The pumps look a little later.
The owner was no doubt an interesting old codger. He has maintained a 30 year old car and it looks like it has been well used.
2 more payments and it's mine. or; put a dollar's worth of gas in it and that's all its gonna' git fer a week.
Wow that car is almost beat to death!!
Takes a lickin' and keeps on tickin'
I thought Jed Clampett had an Olds.
Can anyone identify the license plate ? I'd guess the photo was taken in the early '50s. I remember seeing the occasional "beater" about like this T, driven by old fellows like him who were likely near fifty before they traded a team for an auty-mo-beel ! (they were usually Model As though).
And a large person has undoubtedly sat on every fender. The right rear fender bracket is horribly bent but check out the heavy strap metal added to support that fender...Ha!

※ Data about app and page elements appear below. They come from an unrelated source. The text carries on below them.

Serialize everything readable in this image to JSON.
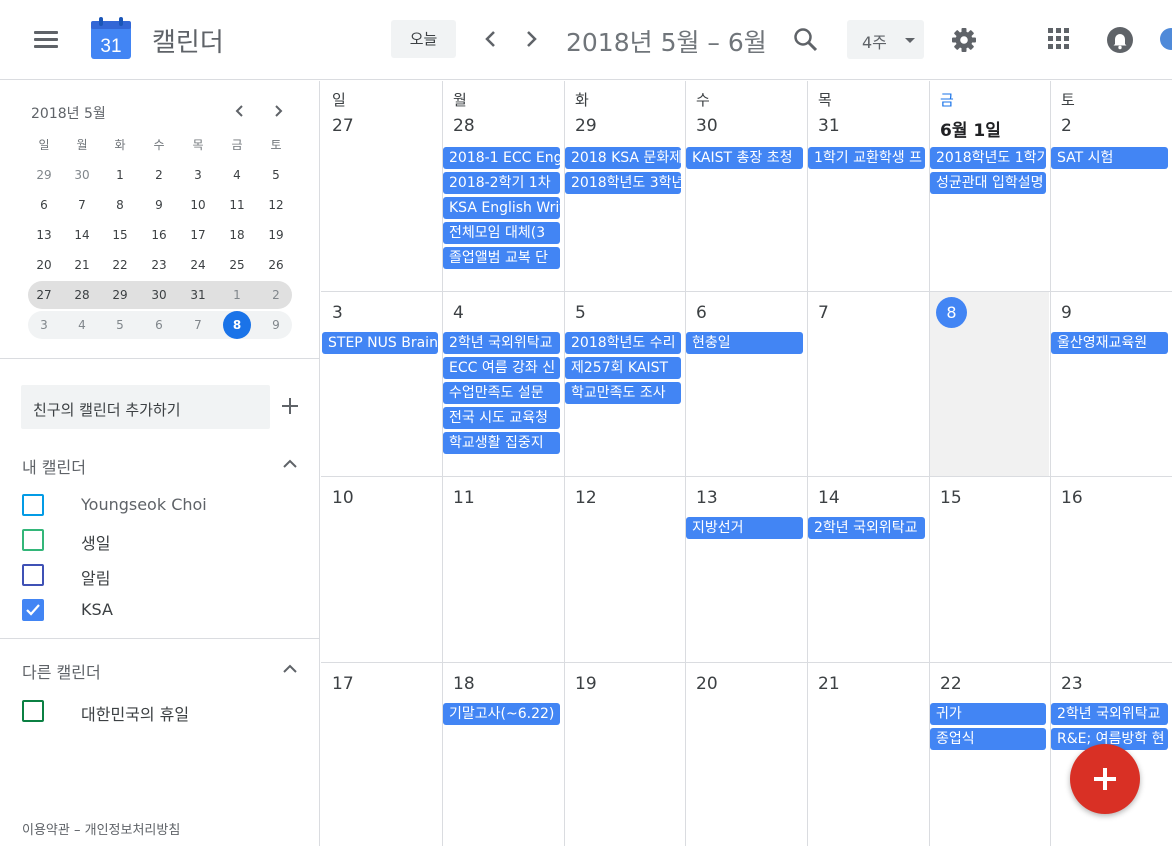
{
  "header": {
    "app_title": "캘린더",
    "logo_number": "31",
    "today_label": "오늘",
    "date_range": "2018년 5월 – 6월",
    "view_label": "4주"
  },
  "mini_calendar": {
    "title": "2018년 5월",
    "weekdays": [
      "일",
      "월",
      "화",
      "수",
      "목",
      "금",
      "토"
    ],
    "weeks": [
      [
        "29",
        "30",
        "1",
        "2",
        "3",
        "4",
        "5"
      ],
      [
        "6",
        "7",
        "8",
        "9",
        "10",
        "11",
        "12"
      ],
      [
        "13",
        "14",
        "15",
        "16",
        "17",
        "18",
        "19"
      ],
      [
        "20",
        "21",
        "22",
        "23",
        "24",
        "25",
        "26"
      ],
      [
        "27",
        "28",
        "29",
        "30",
        "31",
        "1",
        "2"
      ],
      [
        "3",
        "4",
        "5",
        "6",
        "7",
        "8",
        "9"
      ]
    ],
    "today": "8"
  },
  "sidebar": {
    "add_friend_placeholder": "친구의 캘린더 추가하기",
    "my_calendars_title": "내 캘린더",
    "my_calendars": [
      {
        "name": "Youngseok Choi",
        "color": "#039be5",
        "checked": false
      },
      {
        "name": "생일",
        "color": "#33b679",
        "checked": false
      },
      {
        "name": "알림",
        "color": "#3f51b5",
        "checked": false
      },
      {
        "name": "KSA",
        "color": "#4285f4",
        "checked": true
      }
    ],
    "other_calendars_title": "다른 캘린더",
    "other_calendars": [
      {
        "name": "대한민국의 휴일",
        "color": "#0b8043",
        "checked": false
      }
    ],
    "footer": "이용약관 – 개인정보처리방침"
  },
  "grid": {
    "day_names": [
      "일",
      "월",
      "화",
      "수",
      "목",
      "금",
      "토"
    ],
    "weeks": [
      {
        "days": [
          "27",
          "28",
          "29",
          "30",
          "31",
          "6월 1일",
          "2"
        ],
        "events": [
          [
            "2018-1 ECC English",
            "2018-2학기 1차",
            "KSA English Writing",
            "전체모임 대체(3",
            "졸업앨범 교복 단"
          ],
          [
            "2018 KSA 문화제",
            "2018학년도 3학년"
          ],
          [
            "KAIST 총장 초청"
          ],
          [
            "1학기 교환학생 프"
          ],
          [
            "2018학년도 1학기",
            "성균관대 입학설명"
          ],
          [
            "SAT 시험"
          ]
        ],
        "event_cols": [
          1,
          2,
          3,
          4,
          5,
          6
        ]
      },
      {
        "days": [
          "3",
          "4",
          "5",
          "6",
          "7",
          "8",
          "9"
        ],
        "events": [
          [
            "STEP NUS Brain"
          ],
          [
            "2학년 국외위탁교",
            "ECC 여름 강좌 신",
            "수업만족도 설문",
            "전국 시도 교육청",
            "학교생활 집중지"
          ],
          [
            "2018학년도 수리",
            "제257회 KAIST",
            "학교만족도 조사"
          ],
          [
            "현충일"
          ],
          [
            "울산영재교육원"
          ]
        ],
        "event_cols": [
          0,
          1,
          2,
          3,
          6
        ]
      },
      {
        "days": [
          "10",
          "11",
          "12",
          "13",
          "14",
          "15",
          "16"
        ],
        "events": [
          [
            "지방선거"
          ],
          [
            "2학년 국외위탁교"
          ]
        ],
        "event_cols": [
          3,
          4
        ]
      },
      {
        "days": [
          "17",
          "18",
          "19",
          "20",
          "21",
          "22",
          "23"
        ],
        "events": [
          [
            "기말고사(~6.22)"
          ],
          [
            "귀가",
            "종업식"
          ],
          [
            "2학년 국외위탁교",
            "R&E; 여름방학 현"
          ]
        ],
        "event_cols": [
          1,
          5,
          6
        ]
      }
    ]
  },
  "colors": {
    "event_blue": "#4285f4",
    "today_blue": "#1a73e8",
    "fab_red": "#d93025"
  }
}
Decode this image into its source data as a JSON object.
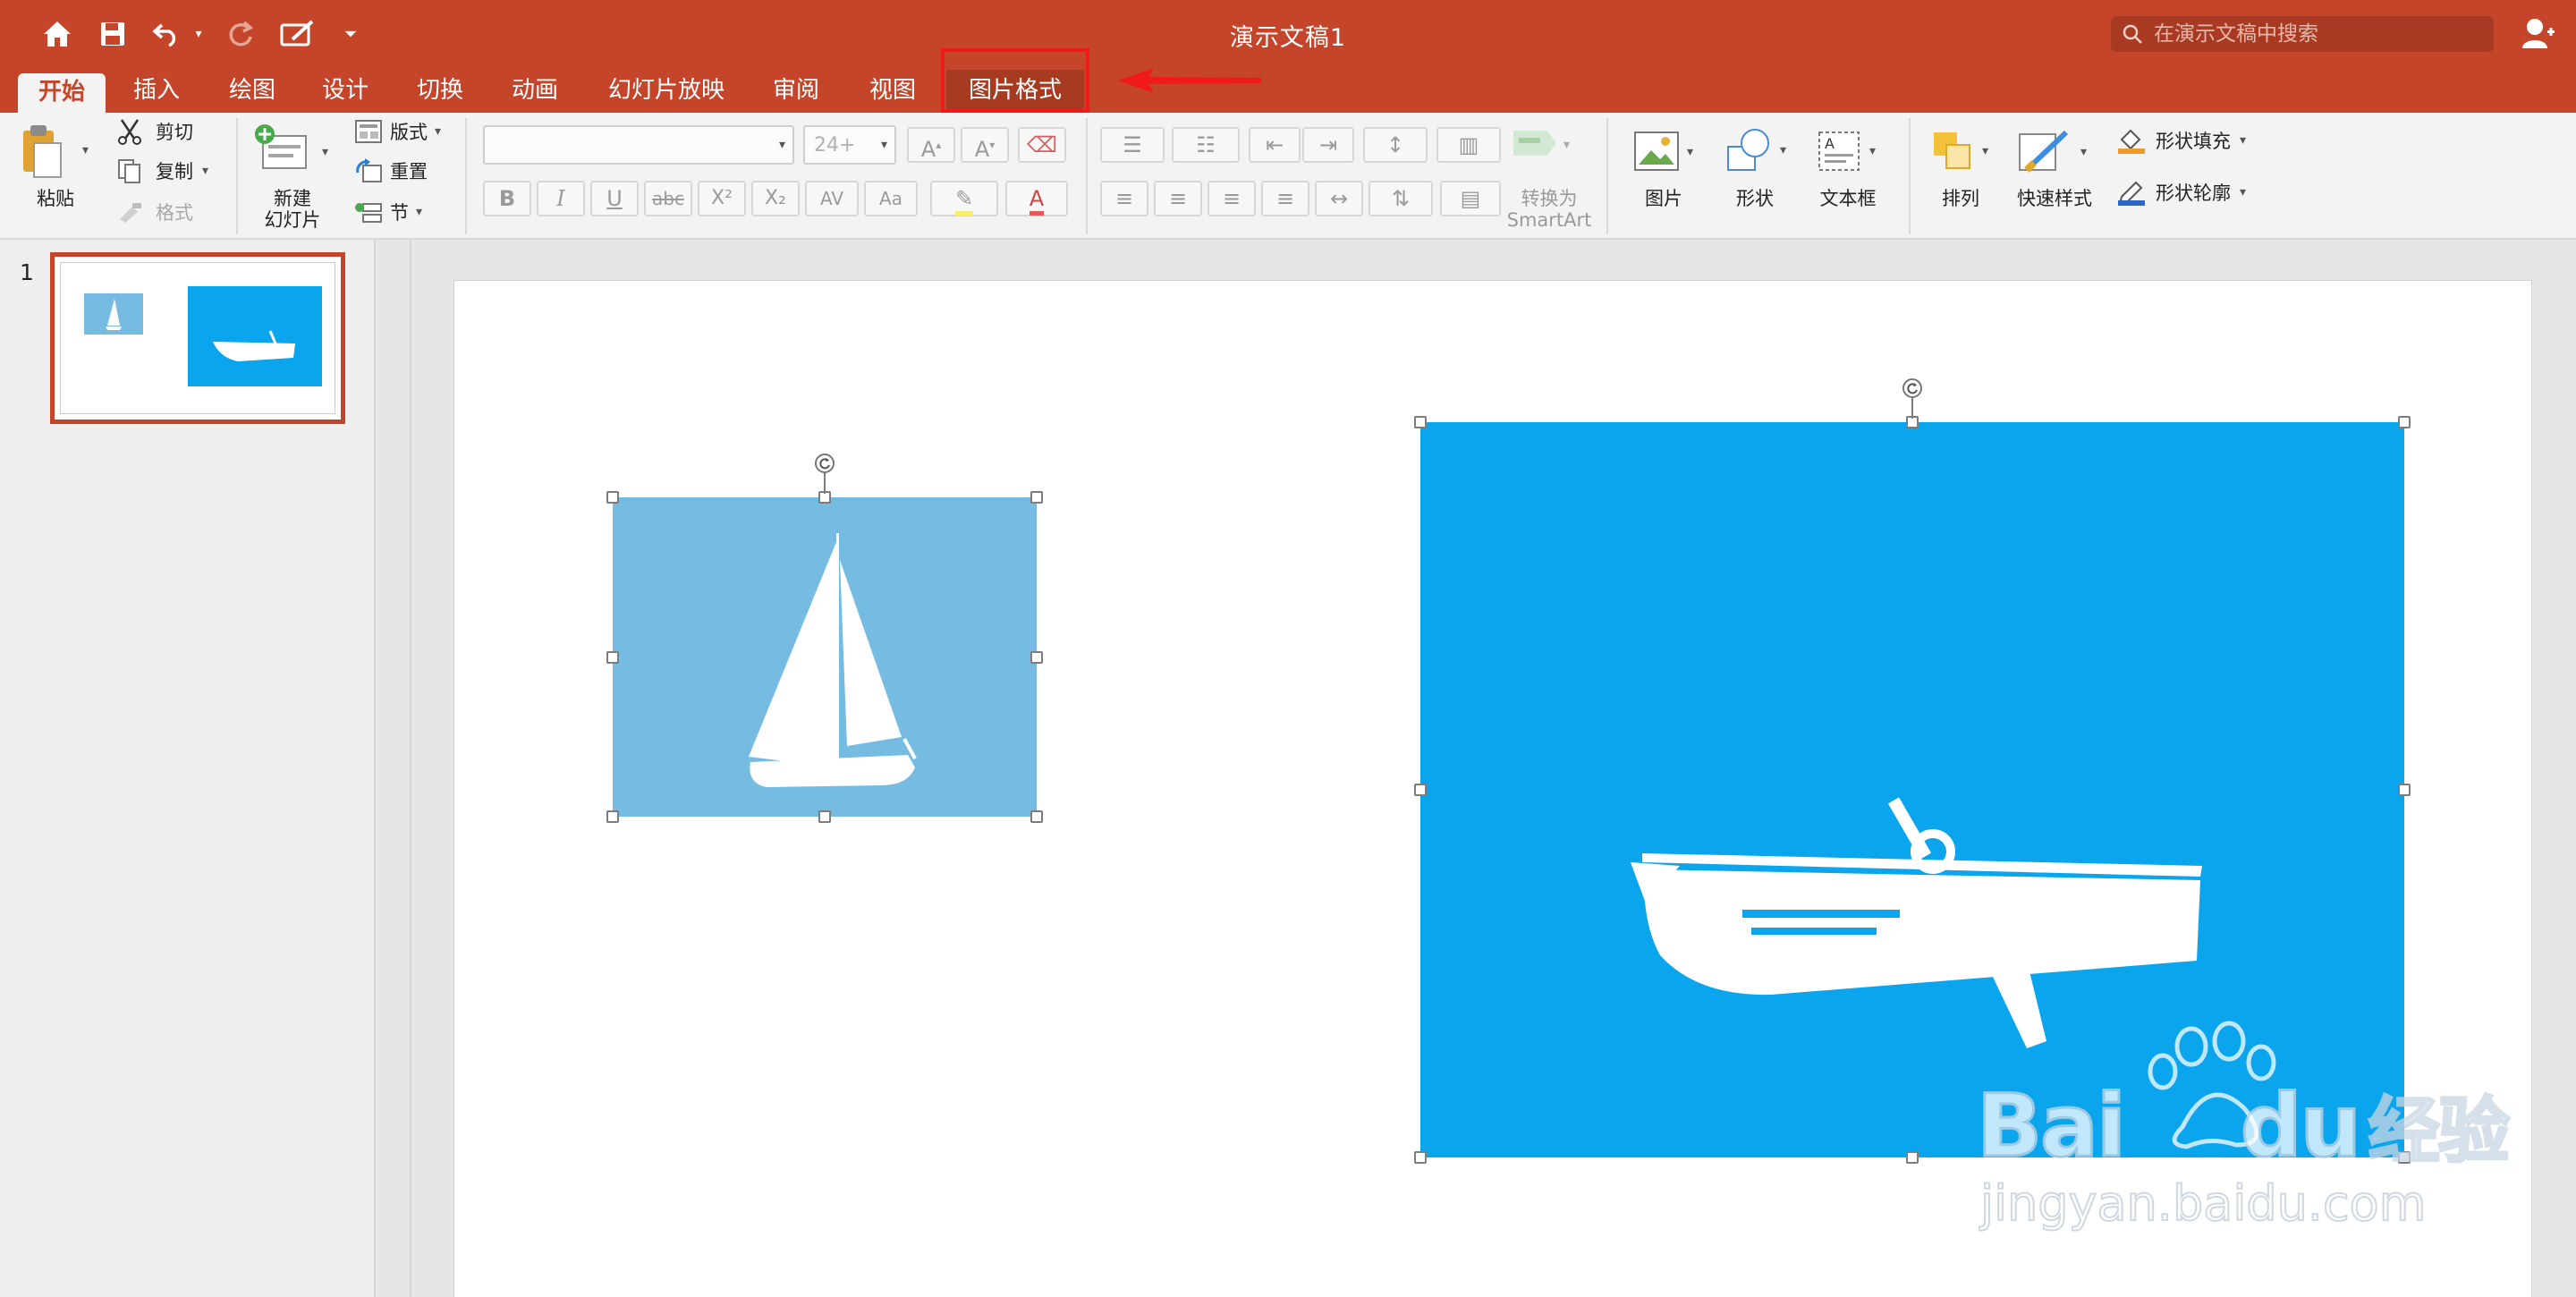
{
  "window": {
    "title": "演示文稿1"
  },
  "search": {
    "placeholder": "在演示文稿中搜索"
  },
  "tabs": [
    "开始",
    "插入",
    "绘图",
    "设计",
    "切换",
    "动画",
    "幻灯片放映",
    "审阅",
    "视图",
    "图片格式"
  ],
  "share_label": "共享",
  "clipboard": {
    "paste": "粘贴",
    "cut": "剪切",
    "copy": "复制",
    "format": "格式"
  },
  "slides_group": {
    "new_slide_l1": "新建",
    "new_slide_l2": "幻灯片",
    "layout": "版式",
    "reset": "重置",
    "section": "节"
  },
  "font": {
    "name_value": "",
    "size_placeholder": "24+"
  },
  "convert": {
    "line1": "转换为",
    "line2": "SmartArt"
  },
  "insert_group": {
    "picture": "图片",
    "shape": "形状",
    "textbox": "文本框"
  },
  "arrange_group": {
    "arrange": "排列",
    "quick_styles": "快速样式",
    "shape_fill": "形状填充",
    "shape_outline": "形状轮廓"
  },
  "thumbnails": [
    {
      "number": "1"
    }
  ],
  "watermark": {
    "brand": "Bai",
    "brand2": "du",
    "cn": "经验",
    "url": "jingyan.baidu.com"
  },
  "colors": {
    "accent": "#c4452a",
    "highlight": "#f11a1a",
    "light_blue": "#75bbe2",
    "bright_blue": "#0aa5ec"
  }
}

New ('90's) Colonial grain material on my "outdoors" Runabout is shown after 15 years and 20 years after light hail. I suspect the original top lasted about that long if the car was kept outside. His canvas repairs would have needed to be renewed every few years. I agree with Rich B. and '50s.
The Indian Refining Company was an American oil company in operation from the first decade of the 1900s to April 2, 1943. It was bought by the Texas Company in 1931. It had an oil refinery based in Lawrenceville, Illinois. Indian Refining patented the first "wax free" oil under the Havoline brand. The chemists at the Lawrenceville, Illinois refinery developed the wax free motor oil which led to an Indian Refining patent. The Texas Company (TEXACO) acquired Indian Refining in 1931 primarily to access the formulation for wax free motor oil, which was developed and is currently the standard for all conventional motor oils throughout the world. wikipedia

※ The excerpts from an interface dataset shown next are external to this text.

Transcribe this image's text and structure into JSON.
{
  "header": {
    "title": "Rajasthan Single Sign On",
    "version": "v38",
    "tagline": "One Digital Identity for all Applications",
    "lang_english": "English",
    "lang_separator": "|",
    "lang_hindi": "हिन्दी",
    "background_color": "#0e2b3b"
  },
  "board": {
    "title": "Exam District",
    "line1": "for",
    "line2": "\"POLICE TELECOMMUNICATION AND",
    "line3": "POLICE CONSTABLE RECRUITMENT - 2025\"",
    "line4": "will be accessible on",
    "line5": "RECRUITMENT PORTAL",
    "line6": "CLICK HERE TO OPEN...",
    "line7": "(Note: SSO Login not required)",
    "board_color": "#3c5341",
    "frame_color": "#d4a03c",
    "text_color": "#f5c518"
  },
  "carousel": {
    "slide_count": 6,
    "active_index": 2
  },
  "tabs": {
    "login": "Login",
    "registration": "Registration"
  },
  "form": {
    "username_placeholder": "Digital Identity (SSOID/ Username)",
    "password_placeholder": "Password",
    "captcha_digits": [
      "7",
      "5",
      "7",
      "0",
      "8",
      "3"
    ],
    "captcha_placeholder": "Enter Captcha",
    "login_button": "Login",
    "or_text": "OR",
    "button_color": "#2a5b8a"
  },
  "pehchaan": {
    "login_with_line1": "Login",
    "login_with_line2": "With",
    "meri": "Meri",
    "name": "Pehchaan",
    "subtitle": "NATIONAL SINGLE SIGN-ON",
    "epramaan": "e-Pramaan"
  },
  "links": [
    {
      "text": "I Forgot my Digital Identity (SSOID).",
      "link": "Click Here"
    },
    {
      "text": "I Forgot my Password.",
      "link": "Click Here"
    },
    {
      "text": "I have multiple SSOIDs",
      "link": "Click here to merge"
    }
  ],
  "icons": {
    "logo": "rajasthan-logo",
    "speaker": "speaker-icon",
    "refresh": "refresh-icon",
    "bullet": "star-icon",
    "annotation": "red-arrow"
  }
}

He probably carried feed or hay bales on those fenders. A Texas tag, I do believe. I saw many an old geezer in town off the ranches when I was growing up in Burkburnett, Texas in the 50's.
got one of them pumps to. charley
That photo was posted a while back on the "Traces of Texas" page on Facebook.
I believe it was from 1939 near San Augustine, TX
Goes to show that Model T's would keep going to the very last. First the body then the engine. A little later they sometimes became a trailer. Wouldn't be surprised if thats what happened to this one.
The colonial grain that was used for years, and I guess it's still available, has been replaced by Turf Grain, which has a high gloss, and is the material Classtique uses. It's not the same as the original Ford grain, but is quite close.